* **EXCERPTED RECORDS**:

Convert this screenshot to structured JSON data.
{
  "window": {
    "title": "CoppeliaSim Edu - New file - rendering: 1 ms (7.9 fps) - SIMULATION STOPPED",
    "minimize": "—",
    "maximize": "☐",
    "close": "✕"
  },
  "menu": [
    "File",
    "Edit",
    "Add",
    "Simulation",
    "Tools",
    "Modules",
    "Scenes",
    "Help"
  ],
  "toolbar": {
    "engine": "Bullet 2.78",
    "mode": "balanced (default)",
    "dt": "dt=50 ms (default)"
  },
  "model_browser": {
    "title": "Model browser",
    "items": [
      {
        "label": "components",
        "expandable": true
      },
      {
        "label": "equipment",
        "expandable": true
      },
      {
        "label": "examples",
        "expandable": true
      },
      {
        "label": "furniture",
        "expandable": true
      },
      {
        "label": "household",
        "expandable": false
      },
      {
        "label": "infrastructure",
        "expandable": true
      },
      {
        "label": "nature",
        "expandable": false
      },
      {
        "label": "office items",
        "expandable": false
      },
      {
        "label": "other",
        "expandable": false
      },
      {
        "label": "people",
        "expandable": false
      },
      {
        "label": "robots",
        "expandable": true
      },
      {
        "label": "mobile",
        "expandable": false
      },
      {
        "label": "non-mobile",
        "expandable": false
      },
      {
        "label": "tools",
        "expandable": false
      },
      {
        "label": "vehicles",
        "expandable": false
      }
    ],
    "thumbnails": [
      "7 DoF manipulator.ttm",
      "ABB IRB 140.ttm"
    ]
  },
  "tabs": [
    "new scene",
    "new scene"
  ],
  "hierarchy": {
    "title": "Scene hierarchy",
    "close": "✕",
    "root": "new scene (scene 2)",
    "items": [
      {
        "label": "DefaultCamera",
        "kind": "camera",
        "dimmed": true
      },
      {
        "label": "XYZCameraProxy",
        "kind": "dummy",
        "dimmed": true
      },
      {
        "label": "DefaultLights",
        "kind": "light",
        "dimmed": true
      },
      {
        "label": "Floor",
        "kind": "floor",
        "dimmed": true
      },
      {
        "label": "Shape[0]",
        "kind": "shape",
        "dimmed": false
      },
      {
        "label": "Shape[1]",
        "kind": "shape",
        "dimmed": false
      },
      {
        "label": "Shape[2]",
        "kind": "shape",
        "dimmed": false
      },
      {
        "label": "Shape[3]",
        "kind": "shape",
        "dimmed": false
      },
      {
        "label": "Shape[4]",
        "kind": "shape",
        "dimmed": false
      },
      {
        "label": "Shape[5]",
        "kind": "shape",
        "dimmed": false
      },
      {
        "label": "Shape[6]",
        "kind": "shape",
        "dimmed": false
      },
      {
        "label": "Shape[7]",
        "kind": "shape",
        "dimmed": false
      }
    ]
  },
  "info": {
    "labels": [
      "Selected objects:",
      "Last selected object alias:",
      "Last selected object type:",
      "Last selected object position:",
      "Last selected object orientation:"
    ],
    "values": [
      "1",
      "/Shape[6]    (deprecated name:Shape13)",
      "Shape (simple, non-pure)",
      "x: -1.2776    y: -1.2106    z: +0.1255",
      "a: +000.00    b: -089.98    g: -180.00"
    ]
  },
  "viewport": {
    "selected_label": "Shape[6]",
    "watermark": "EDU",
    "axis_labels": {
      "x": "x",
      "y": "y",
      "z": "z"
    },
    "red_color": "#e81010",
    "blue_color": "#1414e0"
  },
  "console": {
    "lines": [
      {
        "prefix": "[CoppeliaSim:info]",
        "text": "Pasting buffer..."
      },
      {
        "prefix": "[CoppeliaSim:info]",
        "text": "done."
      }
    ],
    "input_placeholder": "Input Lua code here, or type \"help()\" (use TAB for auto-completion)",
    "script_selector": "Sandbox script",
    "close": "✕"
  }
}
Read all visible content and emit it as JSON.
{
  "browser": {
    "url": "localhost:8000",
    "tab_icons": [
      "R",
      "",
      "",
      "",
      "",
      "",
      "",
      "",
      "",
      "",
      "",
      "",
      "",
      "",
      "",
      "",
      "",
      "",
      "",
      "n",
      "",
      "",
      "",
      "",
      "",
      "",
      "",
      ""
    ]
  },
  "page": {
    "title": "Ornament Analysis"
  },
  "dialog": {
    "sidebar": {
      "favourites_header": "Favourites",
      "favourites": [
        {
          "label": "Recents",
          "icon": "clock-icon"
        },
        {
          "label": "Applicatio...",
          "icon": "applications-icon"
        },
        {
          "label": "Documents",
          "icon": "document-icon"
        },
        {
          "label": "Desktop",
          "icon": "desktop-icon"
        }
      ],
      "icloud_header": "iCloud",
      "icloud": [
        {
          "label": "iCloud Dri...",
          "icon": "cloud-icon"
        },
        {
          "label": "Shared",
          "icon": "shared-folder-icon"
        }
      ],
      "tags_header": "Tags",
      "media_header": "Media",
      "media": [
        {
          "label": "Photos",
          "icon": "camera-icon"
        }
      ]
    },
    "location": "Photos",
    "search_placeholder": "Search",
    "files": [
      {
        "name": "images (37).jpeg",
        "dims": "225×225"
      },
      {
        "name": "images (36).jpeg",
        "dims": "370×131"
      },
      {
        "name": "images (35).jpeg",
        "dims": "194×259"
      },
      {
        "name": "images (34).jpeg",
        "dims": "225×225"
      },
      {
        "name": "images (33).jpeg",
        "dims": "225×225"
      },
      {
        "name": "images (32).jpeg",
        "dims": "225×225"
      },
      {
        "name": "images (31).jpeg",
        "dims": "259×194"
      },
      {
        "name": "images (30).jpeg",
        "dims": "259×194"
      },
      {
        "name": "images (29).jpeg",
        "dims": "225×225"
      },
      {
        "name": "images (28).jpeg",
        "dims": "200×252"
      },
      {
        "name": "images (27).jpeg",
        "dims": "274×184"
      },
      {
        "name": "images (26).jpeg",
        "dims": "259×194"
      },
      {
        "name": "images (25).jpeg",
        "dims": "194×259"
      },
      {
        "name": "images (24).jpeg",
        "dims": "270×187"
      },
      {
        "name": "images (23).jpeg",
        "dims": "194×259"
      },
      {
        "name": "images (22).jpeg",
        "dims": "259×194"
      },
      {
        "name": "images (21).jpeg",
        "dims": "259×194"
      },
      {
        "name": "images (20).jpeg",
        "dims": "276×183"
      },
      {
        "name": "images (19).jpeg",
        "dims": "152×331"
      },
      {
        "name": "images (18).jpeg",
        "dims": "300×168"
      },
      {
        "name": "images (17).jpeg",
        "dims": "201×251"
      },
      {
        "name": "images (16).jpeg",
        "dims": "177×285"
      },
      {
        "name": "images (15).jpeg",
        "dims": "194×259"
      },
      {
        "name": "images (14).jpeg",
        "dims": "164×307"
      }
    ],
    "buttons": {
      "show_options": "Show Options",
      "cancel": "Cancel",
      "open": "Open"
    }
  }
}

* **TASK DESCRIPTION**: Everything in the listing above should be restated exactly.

* **EXERCISE OUTPUT**:
Convert this screenshot to structured JSON data.
{
  "window": {
    "title": "CoppeliaSim Edu - New file - rendering: 1 ms (7.9 fps) - SIMULATION STOPPED",
    "minimize": "—",
    "maximize": "☐",
    "close": "✕"
  },
  "menu": [
    "File",
    "Edit",
    "Add",
    "Simulation",
    "Tools",
    "Modules",
    "Scenes",
    "Help"
  ],
  "toolbar": {
    "engine": "Bullet 2.78",
    "mode": "balanced (default)",
    "dt": "dt=50 ms (default)"
  },
  "model_browser": {
    "title": "Model browser",
    "items": [
      {
        "label": "components",
        "expandable": true
      },
      {
        "label": "equipment",
        "expandable": true
      },
      {
        "label": "examples",
        "expandable": true
      },
      {
        "label": "furniture",
        "expandable": true
      },
      {
        "label": "household",
        "expandable": false
      },
      {
        "label": "infrastructure",
        "expandable": true
      },
      {
        "label": "nature",
        "expandable": false
      },
      {
        "label": "office items",
        "expandable": false
      },
      {
        "label": "other",
        "expandable": false
      },
      {
        "label": "people",
        "expandable": false
      },
      {
        "label": "robots",
        "expandable": true
      },
      {
        "label": "mobile",
        "expandable": false
      },
      {
        "label": "non-mobile",
        "expandable": false
      },
      {
        "label": "tools",
        "expandable": false
      },
      {
        "label": "vehicles",
        "expandable": false
      }
    ],
    "thumbnails": [
      "7 DoF manipulator.ttm",
      "ABB IRB 140.ttm"
    ]
  },
  "tabs": [
    "new scene",
    "new scene"
  ],
  "hierarchy": {
    "title": "Scene hierarchy",
    "close": "✕",
    "root": "new scene (scene 2)",
    "items": [
      {
        "label": "DefaultCamera",
        "kind": "camera",
        "dimmed": true
      },
      {
        "label": "XYZCameraProxy",
        "kind": "dummy",
        "dimmed": true
      },
      {
        "label": "DefaultLights",
        "kind": "light",
        "dimmed": true
      },
      {
        "label": "Floor",
        "kind": "floor",
        "dimmed": true
      },
      {
        "label": "Shape[0]",
        "kind": "shape",
        "dimmed": false
      },
      {
        "label": "Shape[1]",
        "kind": "shape",
        "dimmed": false
      },
      {
        "label": "Shape[2]",
        "kind": "shape",
        "dimmed": false
      },
      {
        "label": "Shape[3]",
        "kind": "shape",
        "dimmed": false
      },
      {
        "label": "Shape[4]",
        "kind": "shape",
        "dimmed": false
      },
      {
        "label": "Shape[5]",
        "kind": "shape",
        "dimmed": false
      },
      {
        "label": "Shape[6]",
        "kind": "shape",
        "dimmed": false
      },
      {
        "label": "Shape[7]",
        "kind": "shape",
        "dimmed": false
      }
    ]
  },
  "info": {
    "labels": [
      "Selected objects:",
      "Last selected object alias:",
      "Last selected object type:",
      "Last selected object position:",
      "Last selected object orientation:"
    ],
    "values": [
      "1",
      "/Shape[6]    (deprecated name:Shape13)",
      "Shape (simple, non-pure)",
      "x: -1.2776    y: -1.2106    z: +0.1255",
      "a: +000.00    b: -089.98    g: -180.00"
    ]
  },
  "viewport": {
    "selected_label": "Shape[6]",
    "watermark": "EDU",
    "axis_labels": {
      "x": "x",
      "y": "y",
      "z": "z"
    },
    "red_color": "#e81010",
    "blue_color": "#1414e0"
  },
  "console": {
    "lines": [
      {
        "prefix": "[CoppeliaSim:info]",
        "text": "Pasting buffer..."
      },
      {
        "prefix": "[CoppeliaSim:info]",
        "text": "done."
      }
    ],
    "input_placeholder": "Input Lua code here, or type \"help()\" (use TAB for auto-completion)",
    "script_selector": "Sandbox script",
    "close": "✕"
  }
}
Read all visible content and emit it as JSON.
{
  "browser": {
    "url": "localhost:8000",
    "tab_icons": [
      "R",
      "",
      "",
      "",
      "",
      "",
      "",
      "",
      "",
      "",
      "",
      "",
      "",
      "",
      "",
      "",
      "",
      "",
      "",
      "n",
      "",
      "",
      "",
      "",
      "",
      "",
      "",
      ""
    ]
  },
  "page": {
    "title": "Ornament Analysis"
  },
  "dialog": {
    "sidebar": {
      "favourites_header": "Favourites",
      "favourites": [
        {
          "label": "Recents",
          "icon": "clock-icon"
        },
        {
          "label": "Applicatio...",
          "icon": "applications-icon"
        },
        {
          "label": "Documents",
          "icon": "document-icon"
        },
        {
          "label": "Desktop",
          "icon": "desktop-icon"
        }
      ],
      "icloud_header": "iCloud",
      "icloud": [
        {
          "label": "iCloud Dri...",
          "icon": "cloud-icon"
        },
        {
          "label": "Shared",
          "icon": "shared-folder-icon"
        }
      ],
      "tags_header": "Tags",
      "media_header": "Media",
      "media": [
        {
          "label": "Photos",
          "icon": "camera-icon"
        }
      ]
    },
    "location": "Photos",
    "search_placeholder": "Search",
    "files": [
      {
        "name": "images (37).jpeg",
        "dims": "225×225"
      },
      {
        "name": "images (36).jpeg",
        "dims": "370×131"
      },
      {
        "name": "images (35).jpeg",
        "dims": "194×259"
      },
      {
        "name": "images (34).jpeg",
        "dims": "225×225"
      },
      {
        "name": "images (33).jpeg",
        "dims": "225×225"
      },
      {
        "name": "images (32).jpeg",
        "dims": "225×225"
      },
      {
        "name": "images (31).jpeg",
        "dims": "259×194"
      },
      {
        "name": "images (30).jpeg",
        "dims": "259×194"
      },
      {
        "name": "images (29).jpeg",
        "dims": "225×225"
      },
      {
        "name": "images (28).jpeg",
        "dims": "200×252"
      },
      {
        "name": "images (27).jpeg",
        "dims": "274×184"
      },
      {
        "name": "images (26).jpeg",
        "dims": "259×194"
      },
      {
        "name": "images (25).jpeg",
        "dims": "194×259"
      },
      {
        "name": "images (24).jpeg",
        "dims": "270×187"
      },
      {
        "name": "images (23).jpeg",
        "dims": "194×259"
      },
      {
        "name": "images (22).jpeg",
        "dims": "259×194"
      },
      {
        "name": "images (21).jpeg",
        "dims": "259×194"
      },
      {
        "name": "images (20).jpeg",
        "dims": "276×183"
      },
      {
        "name": "images (19).jpeg",
        "dims": "152×331"
      },
      {
        "name": "images (18).jpeg",
        "dims": "300×168"
      },
      {
        "name": "images (17).jpeg",
        "dims": "201×251"
      },
      {
        "name": "images (16).jpeg",
        "dims": "177×285"
      },
      {
        "name": "images (15).jpeg",
        "dims": "194×259"
      },
      {
        "name": "images (14).jpeg",
        "dims": "164×307"
      }
    ],
    "buttons": {
      "show_options": "Show Options",
      "cancel": "Cancel",
      "open": "Open"
    }
  }
}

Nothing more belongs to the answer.